The records that follow are to be printed exactly, with no images.

*** Input records ***

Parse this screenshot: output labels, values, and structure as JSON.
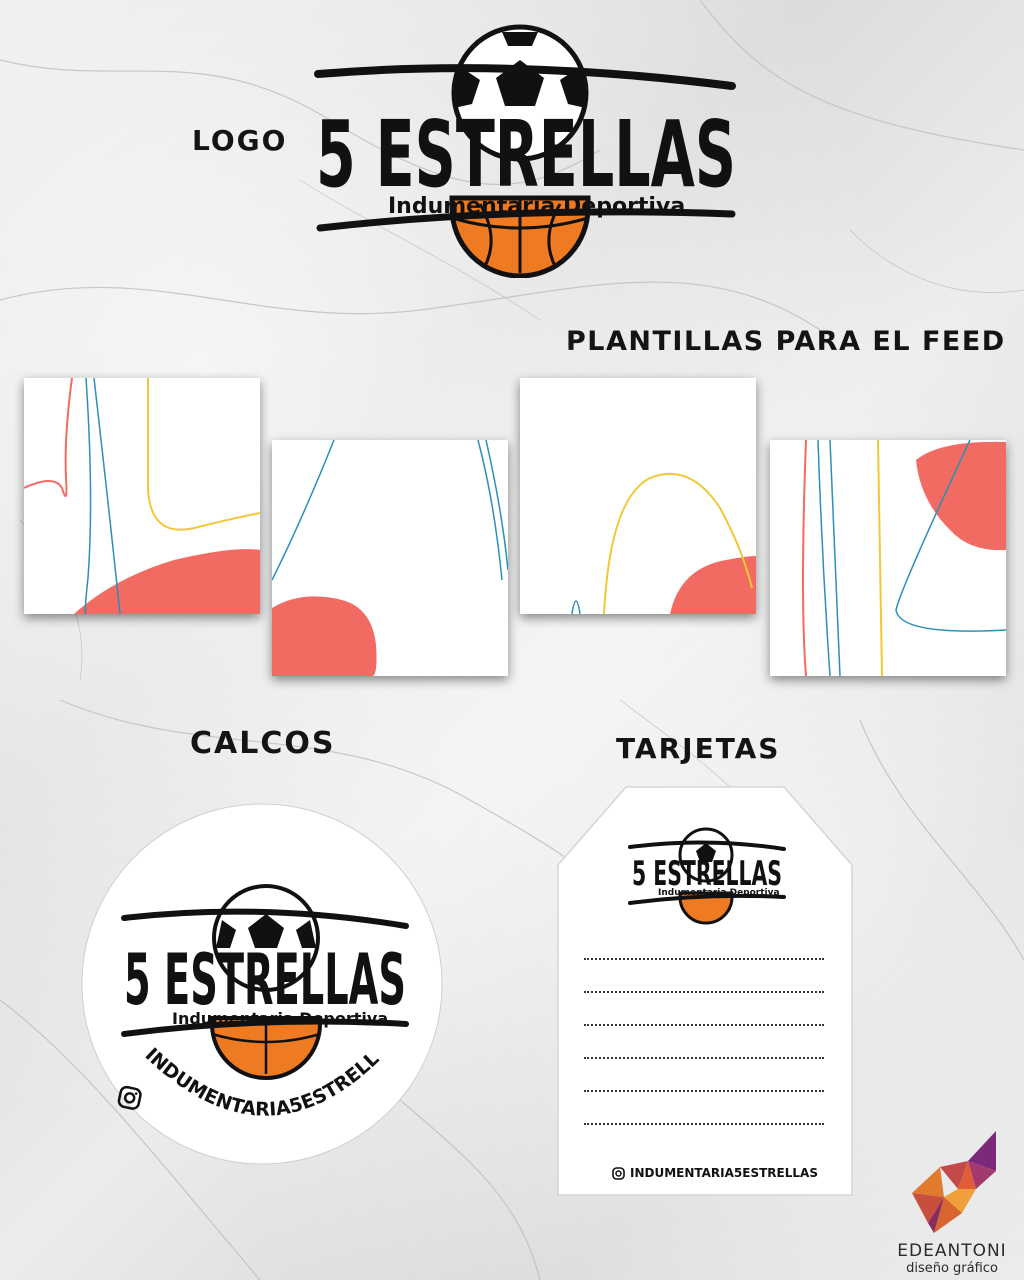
{
  "headings": {
    "logo": "LOGO",
    "feed": "PLANTILLAS PARA EL FEED",
    "calcos": "CALCOS",
    "tarjetas": "TARJETAS"
  },
  "logo": {
    "title": "5 ESTRELLAS",
    "subtitle": "Indumentaria Deportiva"
  },
  "social": {
    "icon": "instagram-icon",
    "handle": "INDUMENTARIA5ESTRELLAS"
  },
  "brand": {
    "name": "EDEANTONI",
    "tagline": "diseño gráfico"
  },
  "colors": {
    "coral": "#f26b63",
    "blue": "#2b8fb8",
    "yellow": "#f2c73a",
    "orange": "#ee7a22",
    "ink": "#141414"
  }
}
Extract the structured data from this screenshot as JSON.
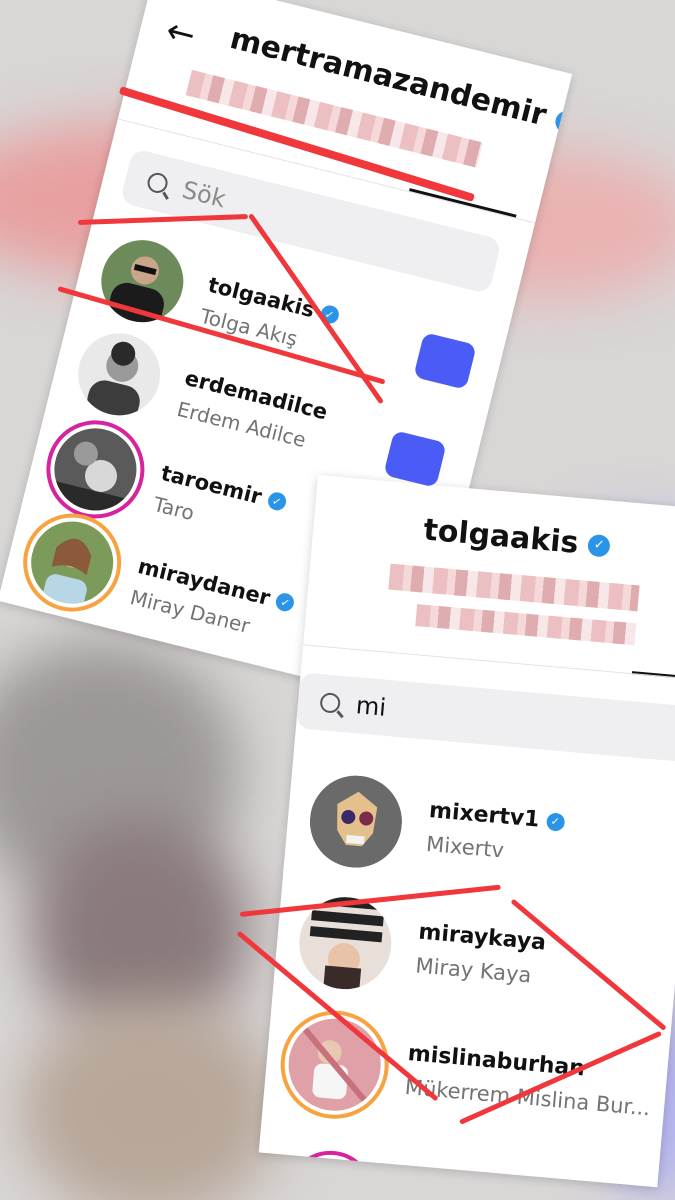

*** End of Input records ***

Problem solution:
Parse this screenshot: output labels, values, and structure as JSON.
{
  "headings": {
    "logo": "LOGO",
    "feed": "PLANTILLAS PARA EL FEED",
    "calcos": "CALCOS",
    "tarjetas": "TARJETAS"
  },
  "logo": {
    "title": "5 ESTRELLAS",
    "subtitle": "Indumentaria Deportiva"
  },
  "social": {
    "icon": "instagram-icon",
    "handle": "INDUMENTARIA5ESTRELLAS"
  },
  "brand": {
    "name": "EDEANTONI",
    "tagline": "diseño gráfico"
  },
  "colors": {
    "coral": "#f26b63",
    "blue": "#2b8fb8",
    "yellow": "#f2c73a",
    "orange": "#ee7a22",
    "ink": "#141414"
  }
}
Extract the structured data from this screenshot as JSON.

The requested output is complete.